DOLPHIN Marine Conservation Park has come out in support of recent changes to marine captivity laws and the importation of marine animals into NSW.
The NSW Government has released an update to the Biodiversity Conservation Act, ending the breeding of Cetacea in captivity and importation of Cetacea into NSW.
Cetaceans are aquatic mammals including whales, dolphins and porpoises.
Dolphin Marine Conservation Park actively participated in the Parliamentary Inquiry that resulted in the recent amendment, and supports the wording and intent of the changes to the Act.
“As an organisation we have publicly stated that we do not intend to breed dolphins,” Dolphin Marine Conservation Park Managing Director Terry Goodall said.

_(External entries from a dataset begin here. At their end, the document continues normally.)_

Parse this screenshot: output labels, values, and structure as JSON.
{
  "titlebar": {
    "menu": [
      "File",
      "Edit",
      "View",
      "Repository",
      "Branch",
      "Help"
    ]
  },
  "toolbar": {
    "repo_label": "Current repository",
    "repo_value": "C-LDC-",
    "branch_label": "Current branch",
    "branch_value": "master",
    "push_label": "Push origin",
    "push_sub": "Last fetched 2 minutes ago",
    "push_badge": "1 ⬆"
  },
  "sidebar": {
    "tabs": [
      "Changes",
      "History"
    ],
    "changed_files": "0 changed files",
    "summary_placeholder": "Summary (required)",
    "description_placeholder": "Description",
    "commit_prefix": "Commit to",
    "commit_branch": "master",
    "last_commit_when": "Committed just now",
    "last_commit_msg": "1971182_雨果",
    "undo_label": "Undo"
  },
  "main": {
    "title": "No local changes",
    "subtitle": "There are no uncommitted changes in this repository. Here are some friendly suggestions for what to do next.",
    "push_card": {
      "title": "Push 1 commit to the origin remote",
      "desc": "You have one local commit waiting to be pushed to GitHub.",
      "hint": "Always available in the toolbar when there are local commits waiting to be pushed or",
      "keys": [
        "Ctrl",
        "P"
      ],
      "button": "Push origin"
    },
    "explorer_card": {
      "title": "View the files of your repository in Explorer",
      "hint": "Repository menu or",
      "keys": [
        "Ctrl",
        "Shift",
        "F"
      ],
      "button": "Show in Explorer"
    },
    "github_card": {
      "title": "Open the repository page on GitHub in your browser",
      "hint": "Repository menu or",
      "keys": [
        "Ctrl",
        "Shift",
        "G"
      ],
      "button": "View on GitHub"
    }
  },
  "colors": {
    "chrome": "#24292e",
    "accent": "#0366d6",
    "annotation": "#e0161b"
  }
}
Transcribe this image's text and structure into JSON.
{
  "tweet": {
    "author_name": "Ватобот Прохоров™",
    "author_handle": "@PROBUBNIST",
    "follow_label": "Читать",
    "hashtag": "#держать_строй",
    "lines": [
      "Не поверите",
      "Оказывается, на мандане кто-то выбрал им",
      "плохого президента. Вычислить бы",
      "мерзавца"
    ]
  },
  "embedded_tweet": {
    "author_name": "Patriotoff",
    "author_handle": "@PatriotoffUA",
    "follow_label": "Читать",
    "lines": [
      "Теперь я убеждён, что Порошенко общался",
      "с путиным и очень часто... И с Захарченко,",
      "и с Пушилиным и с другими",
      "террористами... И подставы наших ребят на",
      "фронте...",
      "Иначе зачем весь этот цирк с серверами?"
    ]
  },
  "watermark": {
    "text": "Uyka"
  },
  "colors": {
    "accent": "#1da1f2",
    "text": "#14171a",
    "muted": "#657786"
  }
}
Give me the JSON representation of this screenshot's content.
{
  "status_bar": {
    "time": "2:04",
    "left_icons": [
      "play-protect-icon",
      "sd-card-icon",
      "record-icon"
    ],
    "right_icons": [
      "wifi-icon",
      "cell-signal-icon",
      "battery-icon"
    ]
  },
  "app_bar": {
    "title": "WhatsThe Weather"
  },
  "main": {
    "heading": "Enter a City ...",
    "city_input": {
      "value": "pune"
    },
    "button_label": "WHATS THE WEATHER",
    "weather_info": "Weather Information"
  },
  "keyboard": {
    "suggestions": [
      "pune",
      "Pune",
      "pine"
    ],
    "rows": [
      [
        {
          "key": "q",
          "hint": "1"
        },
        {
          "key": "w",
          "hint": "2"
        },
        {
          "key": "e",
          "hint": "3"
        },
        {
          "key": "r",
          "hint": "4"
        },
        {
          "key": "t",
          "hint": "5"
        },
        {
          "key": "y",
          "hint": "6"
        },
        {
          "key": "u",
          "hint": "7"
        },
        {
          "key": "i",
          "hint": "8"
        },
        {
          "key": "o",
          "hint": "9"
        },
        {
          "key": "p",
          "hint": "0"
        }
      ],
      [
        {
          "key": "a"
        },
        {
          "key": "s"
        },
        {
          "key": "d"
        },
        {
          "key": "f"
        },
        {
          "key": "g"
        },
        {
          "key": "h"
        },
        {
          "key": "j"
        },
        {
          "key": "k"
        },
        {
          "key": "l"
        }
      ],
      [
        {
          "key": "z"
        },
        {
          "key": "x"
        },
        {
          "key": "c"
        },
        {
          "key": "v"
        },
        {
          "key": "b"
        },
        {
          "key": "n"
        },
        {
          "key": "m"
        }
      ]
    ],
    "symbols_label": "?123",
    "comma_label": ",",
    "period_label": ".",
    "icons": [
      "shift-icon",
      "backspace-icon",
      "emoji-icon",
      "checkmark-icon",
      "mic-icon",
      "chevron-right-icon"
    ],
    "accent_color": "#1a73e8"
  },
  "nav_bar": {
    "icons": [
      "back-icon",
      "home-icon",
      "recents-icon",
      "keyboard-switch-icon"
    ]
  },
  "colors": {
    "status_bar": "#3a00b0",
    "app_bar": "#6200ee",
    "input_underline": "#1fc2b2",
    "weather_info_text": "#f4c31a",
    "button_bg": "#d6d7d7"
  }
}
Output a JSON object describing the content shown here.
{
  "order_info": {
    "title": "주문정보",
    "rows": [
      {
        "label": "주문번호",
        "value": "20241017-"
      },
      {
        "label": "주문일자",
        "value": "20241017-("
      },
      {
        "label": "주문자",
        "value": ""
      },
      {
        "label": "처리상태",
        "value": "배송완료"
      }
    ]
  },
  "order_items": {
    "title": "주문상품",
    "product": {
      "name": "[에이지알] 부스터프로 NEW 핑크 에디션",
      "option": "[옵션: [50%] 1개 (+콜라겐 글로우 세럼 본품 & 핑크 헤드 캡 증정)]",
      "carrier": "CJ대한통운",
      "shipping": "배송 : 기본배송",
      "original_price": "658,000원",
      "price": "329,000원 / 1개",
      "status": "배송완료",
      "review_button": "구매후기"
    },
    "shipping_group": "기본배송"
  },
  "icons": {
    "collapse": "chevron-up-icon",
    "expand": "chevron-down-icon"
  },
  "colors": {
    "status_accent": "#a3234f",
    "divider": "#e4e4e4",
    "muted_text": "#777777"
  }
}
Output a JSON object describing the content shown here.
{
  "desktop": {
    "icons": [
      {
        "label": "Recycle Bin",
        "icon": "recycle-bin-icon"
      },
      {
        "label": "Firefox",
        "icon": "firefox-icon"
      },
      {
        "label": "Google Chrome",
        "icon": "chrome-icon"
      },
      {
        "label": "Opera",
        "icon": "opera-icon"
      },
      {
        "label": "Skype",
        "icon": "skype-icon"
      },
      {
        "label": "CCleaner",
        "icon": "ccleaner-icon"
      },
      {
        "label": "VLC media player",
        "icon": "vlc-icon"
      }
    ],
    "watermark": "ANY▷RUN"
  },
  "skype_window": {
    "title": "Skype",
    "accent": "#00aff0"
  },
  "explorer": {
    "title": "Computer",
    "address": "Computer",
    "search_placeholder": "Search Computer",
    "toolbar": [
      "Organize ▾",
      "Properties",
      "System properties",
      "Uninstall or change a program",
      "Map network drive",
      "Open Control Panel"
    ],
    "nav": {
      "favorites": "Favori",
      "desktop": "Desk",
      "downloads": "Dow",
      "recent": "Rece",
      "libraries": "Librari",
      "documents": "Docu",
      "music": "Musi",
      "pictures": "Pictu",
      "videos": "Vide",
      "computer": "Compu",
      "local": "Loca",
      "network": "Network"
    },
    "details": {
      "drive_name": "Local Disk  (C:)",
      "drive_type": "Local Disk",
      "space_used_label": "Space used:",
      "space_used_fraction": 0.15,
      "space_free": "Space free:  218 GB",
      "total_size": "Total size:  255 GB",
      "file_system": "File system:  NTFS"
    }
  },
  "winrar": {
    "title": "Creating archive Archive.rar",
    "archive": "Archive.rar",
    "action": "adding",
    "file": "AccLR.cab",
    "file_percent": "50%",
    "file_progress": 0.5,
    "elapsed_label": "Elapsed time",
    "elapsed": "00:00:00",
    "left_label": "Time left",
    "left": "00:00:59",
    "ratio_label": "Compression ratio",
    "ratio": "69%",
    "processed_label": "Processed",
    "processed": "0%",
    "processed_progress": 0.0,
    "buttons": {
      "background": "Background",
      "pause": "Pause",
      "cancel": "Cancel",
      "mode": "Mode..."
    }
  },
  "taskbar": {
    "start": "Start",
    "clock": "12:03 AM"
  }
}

“In fact, we have not bred dolphins for many years.
“Dolphin Marine Conservation Park is opposed to the removal of Cetacea from the wild for the express purpose of exhibition and/or breeding.”
Mr Goodall said the conservation law has operated in Australia since 1999, “Australia leads the world in this respect.
“However, we will continue to rescue and rehabilitate stranded Cetacea and provide ongoing care if they are deemed unsuitable for release back to the wild,” Mr Goodall said.
Dolphin Marine Conservation Park has rescued thousands of marine animals and other wildlife over the past 50 years.
“We are committed to rescuing and caring for injured and sick marine life as much of the harm and stress inflicted on these animals in the wild is caused by humans and their disregard for the marine environment and its inhabitants,” Mr Goodall said.
“We hope this amendment does not create bureaucratic barriers to our important rescue, rehabilitation and conservation work.”
Under the NSW Government’s Biodiversity Conservation Act – Amendment (Cetacea) Regulation 2021 in relation to the breeding or importing of Cetacea animals, a person must not, in relation to an animal of the order Cetacea, import the animal into New South Wales, or cause or permit the animal under the control of the person to breed.
The objects of this Regulation are to prohibit the breeding or importation of certain marine mammals, and
to constitute the breeding or importation of the marine animals as harm for the purposes of the Act.
Under the Act, a biodiversity conservation licence is not to be issued to authorise a person to harm or obtain a marine mammal for exhibition or other purposes unless the person issuing the licence is satisfied that it is necessary for genuine scientific or educational purposes, or any other purpose connected with the conservation or protection of marine mammals.
By Emma DARBIN